→ **PROBLEM DETAILS**: Please copy out all lines of the entries that contain the word "title".

[Data about app and page elements]
☆ ☆ ☆

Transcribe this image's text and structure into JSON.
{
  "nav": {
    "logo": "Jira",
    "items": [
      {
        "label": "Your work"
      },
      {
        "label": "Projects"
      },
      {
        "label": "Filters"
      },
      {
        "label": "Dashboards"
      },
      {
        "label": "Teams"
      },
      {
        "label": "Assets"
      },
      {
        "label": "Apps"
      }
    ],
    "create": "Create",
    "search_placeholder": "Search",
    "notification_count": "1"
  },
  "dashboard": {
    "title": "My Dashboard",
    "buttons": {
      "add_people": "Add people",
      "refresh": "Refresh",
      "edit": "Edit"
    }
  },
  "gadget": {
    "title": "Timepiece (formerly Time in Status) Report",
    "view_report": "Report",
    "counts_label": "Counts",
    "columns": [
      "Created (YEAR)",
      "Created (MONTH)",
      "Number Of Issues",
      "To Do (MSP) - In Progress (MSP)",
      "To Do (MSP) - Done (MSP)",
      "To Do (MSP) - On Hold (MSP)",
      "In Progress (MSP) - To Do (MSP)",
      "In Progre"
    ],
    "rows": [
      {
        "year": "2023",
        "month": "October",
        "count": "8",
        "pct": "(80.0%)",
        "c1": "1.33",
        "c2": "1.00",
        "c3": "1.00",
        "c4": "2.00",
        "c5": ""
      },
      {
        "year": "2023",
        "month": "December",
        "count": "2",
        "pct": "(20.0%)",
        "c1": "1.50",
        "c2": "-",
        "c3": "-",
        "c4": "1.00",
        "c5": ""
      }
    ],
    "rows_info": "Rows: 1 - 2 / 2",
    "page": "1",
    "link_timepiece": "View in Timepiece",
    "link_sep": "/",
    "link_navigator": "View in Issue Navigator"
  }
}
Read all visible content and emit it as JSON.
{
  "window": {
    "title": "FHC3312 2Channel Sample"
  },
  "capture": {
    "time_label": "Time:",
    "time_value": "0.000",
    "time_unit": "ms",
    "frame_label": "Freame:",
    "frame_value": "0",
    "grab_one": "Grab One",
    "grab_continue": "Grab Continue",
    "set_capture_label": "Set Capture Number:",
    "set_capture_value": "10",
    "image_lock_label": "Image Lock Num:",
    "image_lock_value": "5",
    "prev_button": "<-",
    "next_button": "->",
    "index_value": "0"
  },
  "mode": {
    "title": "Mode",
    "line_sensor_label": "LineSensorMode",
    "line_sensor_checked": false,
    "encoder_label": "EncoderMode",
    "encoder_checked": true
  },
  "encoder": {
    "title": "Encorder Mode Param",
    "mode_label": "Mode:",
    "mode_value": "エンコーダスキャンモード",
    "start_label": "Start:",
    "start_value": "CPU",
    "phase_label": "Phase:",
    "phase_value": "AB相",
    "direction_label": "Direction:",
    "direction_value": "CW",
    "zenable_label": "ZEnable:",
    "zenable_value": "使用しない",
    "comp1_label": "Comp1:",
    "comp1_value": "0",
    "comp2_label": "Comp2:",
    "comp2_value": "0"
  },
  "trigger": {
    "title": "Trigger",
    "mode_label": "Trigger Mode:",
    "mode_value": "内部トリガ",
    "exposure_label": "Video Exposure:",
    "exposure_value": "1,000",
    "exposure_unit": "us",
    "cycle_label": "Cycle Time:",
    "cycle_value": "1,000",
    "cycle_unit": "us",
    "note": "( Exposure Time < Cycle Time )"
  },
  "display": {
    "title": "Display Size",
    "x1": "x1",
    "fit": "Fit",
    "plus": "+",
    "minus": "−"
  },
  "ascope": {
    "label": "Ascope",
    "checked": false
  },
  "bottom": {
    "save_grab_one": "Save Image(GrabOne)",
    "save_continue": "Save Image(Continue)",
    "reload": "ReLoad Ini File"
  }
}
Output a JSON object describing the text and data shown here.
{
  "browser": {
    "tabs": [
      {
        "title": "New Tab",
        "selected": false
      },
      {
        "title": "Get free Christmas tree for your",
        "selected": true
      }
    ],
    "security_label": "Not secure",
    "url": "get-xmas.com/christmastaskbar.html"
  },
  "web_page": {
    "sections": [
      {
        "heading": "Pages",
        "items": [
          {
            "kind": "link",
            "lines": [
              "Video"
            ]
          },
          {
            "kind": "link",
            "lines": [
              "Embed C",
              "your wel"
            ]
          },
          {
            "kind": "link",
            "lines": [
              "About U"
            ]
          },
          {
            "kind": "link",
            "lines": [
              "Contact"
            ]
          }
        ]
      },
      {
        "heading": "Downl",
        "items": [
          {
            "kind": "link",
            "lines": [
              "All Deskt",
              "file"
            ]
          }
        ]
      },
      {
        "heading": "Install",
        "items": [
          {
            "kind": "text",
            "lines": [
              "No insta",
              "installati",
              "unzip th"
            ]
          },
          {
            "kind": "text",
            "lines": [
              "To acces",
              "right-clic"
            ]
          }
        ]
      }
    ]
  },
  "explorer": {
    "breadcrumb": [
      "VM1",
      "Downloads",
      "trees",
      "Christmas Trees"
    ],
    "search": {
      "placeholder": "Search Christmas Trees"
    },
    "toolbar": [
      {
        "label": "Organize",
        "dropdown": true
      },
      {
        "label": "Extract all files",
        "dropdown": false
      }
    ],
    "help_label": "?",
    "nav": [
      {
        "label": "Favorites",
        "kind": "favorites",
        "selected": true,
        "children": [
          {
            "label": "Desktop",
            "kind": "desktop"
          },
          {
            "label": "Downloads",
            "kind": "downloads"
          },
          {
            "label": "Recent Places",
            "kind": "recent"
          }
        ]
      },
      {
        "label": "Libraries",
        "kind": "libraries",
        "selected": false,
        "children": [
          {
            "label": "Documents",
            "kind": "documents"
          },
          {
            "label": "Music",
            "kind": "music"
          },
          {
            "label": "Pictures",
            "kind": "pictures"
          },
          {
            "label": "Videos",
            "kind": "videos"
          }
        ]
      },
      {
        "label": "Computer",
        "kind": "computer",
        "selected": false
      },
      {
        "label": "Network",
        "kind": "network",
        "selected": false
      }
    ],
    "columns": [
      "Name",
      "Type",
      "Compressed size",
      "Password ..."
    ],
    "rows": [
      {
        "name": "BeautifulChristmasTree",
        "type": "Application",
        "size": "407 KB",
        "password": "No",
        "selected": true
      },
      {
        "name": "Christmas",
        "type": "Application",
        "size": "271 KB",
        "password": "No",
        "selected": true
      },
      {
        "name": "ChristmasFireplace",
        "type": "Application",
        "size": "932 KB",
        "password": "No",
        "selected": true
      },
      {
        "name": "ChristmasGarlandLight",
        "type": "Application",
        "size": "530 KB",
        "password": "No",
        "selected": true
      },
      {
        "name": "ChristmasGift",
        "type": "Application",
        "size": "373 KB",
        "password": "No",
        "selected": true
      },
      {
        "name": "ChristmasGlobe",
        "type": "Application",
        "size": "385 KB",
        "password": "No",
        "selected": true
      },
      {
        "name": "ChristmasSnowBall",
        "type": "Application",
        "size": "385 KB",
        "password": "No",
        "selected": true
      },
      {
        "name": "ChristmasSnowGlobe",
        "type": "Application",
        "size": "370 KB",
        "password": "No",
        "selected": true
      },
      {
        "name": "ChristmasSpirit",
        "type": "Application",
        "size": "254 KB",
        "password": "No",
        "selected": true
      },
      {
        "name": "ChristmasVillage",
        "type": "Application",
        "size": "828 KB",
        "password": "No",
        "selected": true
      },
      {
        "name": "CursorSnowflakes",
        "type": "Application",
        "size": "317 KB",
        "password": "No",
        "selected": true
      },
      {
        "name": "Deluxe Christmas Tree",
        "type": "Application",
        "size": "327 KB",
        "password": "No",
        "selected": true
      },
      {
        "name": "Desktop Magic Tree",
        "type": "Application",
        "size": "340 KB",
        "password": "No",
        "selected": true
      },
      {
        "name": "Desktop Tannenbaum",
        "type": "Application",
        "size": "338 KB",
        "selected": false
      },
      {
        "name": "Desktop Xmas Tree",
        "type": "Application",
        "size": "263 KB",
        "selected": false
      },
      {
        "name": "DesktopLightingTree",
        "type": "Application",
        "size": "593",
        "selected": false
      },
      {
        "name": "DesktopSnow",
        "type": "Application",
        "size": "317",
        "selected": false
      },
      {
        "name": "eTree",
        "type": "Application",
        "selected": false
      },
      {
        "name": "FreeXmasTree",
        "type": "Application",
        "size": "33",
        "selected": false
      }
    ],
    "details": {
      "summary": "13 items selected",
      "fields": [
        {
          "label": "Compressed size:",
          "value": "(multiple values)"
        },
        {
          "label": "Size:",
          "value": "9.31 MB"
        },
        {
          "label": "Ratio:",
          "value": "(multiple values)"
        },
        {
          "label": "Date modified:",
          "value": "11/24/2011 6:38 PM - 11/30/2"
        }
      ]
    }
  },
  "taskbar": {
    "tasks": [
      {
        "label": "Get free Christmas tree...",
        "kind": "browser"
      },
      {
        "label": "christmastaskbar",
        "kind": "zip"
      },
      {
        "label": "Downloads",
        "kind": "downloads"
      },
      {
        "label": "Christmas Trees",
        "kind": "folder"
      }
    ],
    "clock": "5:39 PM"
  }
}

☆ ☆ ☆

→ **RESULT OF THIS TASK**:
    "title": "My Dashboard",
    "title": "Timepiece (formerly Time in Status) Report",
    "title": "FHC3312 2Channel Sample"
    "title": "Mode",
    "title": "Encorder Mode Param",
    "title": "Trigger",
    "title": "Display Size",
        "title": "New Tab",
        "title": "Get free Christmas tree for your",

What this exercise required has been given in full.